## Task requirements
Check every line below for the word "Delete" and show those that hold it.
☆ ☆ ☆ ☆ ☆
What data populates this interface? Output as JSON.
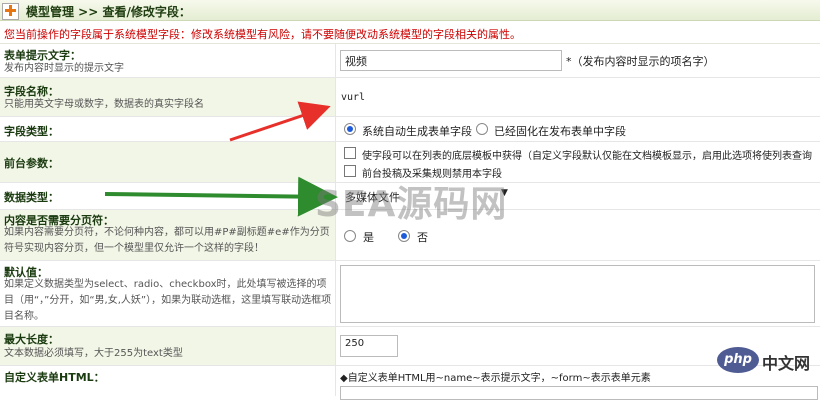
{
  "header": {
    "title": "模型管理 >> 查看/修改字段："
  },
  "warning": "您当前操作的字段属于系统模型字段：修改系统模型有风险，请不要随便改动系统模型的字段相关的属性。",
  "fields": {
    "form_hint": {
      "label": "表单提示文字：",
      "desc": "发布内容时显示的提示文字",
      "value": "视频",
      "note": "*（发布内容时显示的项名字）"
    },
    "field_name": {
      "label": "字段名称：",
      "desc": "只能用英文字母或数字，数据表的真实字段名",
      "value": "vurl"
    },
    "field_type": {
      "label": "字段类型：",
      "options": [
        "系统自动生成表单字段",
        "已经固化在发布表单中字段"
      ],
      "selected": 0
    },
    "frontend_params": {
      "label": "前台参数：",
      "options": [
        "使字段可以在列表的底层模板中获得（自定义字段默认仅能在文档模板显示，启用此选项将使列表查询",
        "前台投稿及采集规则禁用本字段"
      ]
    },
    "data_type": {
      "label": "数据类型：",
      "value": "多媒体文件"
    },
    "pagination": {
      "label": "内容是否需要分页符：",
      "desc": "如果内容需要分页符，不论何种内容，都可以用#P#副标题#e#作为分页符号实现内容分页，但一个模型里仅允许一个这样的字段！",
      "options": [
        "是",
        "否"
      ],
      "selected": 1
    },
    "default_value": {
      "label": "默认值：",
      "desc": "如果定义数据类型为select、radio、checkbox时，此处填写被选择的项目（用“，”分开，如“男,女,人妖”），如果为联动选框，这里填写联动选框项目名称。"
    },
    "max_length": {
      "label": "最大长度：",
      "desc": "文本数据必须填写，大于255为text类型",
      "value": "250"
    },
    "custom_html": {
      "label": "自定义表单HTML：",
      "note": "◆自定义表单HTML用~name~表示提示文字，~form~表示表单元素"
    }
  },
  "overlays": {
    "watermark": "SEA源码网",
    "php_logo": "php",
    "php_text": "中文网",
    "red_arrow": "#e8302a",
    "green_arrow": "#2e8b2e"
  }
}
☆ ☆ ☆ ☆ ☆
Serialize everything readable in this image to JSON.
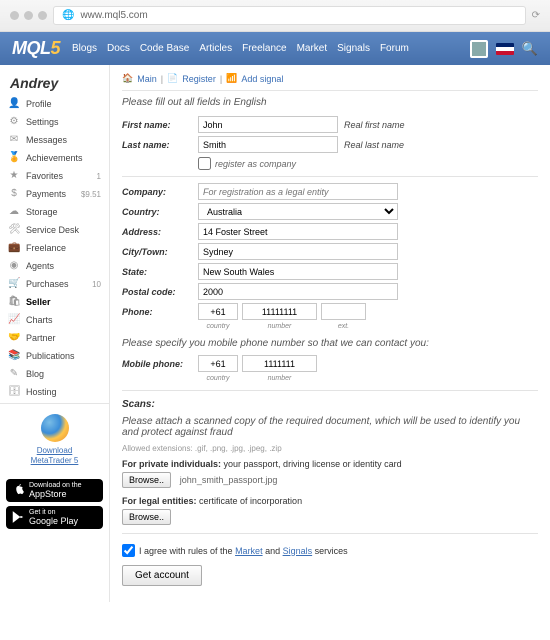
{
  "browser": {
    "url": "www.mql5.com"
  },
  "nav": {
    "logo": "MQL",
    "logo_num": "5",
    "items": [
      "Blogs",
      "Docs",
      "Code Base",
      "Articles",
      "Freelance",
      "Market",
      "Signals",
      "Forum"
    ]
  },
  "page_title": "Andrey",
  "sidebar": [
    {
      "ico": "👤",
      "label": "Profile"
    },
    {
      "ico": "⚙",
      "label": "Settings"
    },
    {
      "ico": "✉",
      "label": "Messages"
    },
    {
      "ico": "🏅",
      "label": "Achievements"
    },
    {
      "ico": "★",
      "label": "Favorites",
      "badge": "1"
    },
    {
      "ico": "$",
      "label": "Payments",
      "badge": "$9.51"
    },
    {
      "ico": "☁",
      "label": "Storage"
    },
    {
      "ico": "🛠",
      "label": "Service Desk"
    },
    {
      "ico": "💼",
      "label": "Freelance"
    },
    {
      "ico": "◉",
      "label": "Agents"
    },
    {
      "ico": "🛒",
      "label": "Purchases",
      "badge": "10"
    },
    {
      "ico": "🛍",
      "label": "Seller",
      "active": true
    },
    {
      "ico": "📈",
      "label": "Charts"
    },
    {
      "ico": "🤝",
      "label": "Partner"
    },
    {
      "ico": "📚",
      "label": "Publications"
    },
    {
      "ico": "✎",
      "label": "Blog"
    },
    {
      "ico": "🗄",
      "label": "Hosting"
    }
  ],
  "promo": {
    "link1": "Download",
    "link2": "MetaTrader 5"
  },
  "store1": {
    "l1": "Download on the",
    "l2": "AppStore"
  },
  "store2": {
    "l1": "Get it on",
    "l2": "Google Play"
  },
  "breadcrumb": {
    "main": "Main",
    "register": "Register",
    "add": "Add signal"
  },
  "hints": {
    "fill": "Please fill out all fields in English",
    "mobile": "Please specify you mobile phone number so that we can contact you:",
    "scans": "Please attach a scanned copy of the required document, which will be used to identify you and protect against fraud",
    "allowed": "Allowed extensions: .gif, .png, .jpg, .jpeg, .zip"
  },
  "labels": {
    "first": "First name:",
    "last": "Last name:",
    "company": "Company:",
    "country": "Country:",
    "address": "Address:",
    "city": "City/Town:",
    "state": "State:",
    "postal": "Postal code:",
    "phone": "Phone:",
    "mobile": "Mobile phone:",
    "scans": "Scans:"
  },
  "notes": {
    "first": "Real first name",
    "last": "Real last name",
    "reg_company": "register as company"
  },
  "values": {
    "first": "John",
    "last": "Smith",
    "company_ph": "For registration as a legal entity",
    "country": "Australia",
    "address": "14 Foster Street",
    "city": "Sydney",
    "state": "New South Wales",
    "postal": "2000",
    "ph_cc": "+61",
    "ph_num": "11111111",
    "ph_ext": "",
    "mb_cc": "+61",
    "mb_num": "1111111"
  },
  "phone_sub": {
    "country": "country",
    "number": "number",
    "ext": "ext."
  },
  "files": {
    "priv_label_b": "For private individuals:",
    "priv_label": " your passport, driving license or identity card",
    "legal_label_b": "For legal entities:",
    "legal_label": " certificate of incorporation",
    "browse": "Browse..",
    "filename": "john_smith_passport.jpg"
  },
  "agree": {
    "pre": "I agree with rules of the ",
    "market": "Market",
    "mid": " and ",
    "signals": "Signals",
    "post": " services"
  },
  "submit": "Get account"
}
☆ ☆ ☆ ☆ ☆
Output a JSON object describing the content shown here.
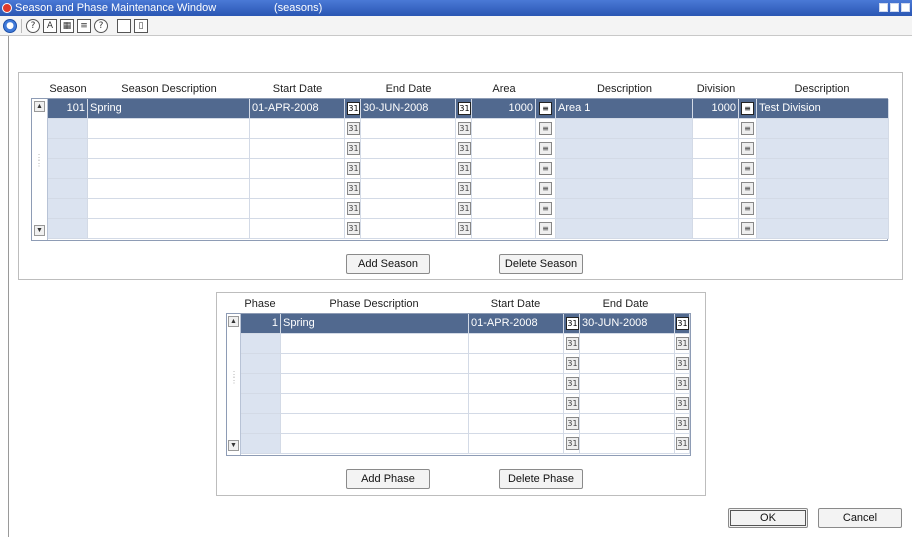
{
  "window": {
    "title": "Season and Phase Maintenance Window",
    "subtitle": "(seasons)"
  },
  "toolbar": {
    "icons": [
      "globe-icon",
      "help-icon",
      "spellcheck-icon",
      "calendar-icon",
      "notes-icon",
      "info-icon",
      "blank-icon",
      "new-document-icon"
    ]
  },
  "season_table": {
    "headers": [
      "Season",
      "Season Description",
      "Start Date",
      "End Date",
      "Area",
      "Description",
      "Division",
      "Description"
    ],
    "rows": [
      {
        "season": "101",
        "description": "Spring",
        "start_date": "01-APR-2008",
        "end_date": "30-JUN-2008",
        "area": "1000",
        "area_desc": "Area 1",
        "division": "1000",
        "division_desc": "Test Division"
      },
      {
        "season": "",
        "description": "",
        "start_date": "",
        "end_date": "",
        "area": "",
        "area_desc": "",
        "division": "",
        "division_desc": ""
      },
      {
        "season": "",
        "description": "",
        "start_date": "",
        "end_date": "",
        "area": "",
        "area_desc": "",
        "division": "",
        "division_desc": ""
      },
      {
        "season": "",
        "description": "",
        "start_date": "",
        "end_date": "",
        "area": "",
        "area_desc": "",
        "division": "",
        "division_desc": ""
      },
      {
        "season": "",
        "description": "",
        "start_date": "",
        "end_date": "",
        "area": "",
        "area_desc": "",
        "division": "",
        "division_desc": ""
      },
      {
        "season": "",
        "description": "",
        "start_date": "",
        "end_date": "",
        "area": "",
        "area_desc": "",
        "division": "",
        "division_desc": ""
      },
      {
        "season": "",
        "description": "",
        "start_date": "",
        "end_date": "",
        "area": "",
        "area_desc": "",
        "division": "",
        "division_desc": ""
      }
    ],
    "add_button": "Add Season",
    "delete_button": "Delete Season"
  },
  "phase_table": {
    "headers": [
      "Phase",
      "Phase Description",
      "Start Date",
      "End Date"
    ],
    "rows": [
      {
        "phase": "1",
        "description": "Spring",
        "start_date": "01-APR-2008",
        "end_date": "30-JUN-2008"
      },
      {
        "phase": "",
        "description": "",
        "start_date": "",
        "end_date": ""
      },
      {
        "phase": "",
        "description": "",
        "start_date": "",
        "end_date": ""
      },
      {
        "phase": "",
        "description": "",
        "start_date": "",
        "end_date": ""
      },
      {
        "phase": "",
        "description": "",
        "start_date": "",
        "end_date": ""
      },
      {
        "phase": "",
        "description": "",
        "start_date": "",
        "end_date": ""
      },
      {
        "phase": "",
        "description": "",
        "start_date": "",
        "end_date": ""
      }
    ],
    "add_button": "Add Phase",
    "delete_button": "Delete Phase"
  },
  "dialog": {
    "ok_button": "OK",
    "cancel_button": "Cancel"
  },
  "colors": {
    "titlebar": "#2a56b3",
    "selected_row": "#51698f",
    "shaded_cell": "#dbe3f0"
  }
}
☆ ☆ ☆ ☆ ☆
## Answer to this problem
    "delete_button": "Delete Season"
    "delete_button": "Delete Phase"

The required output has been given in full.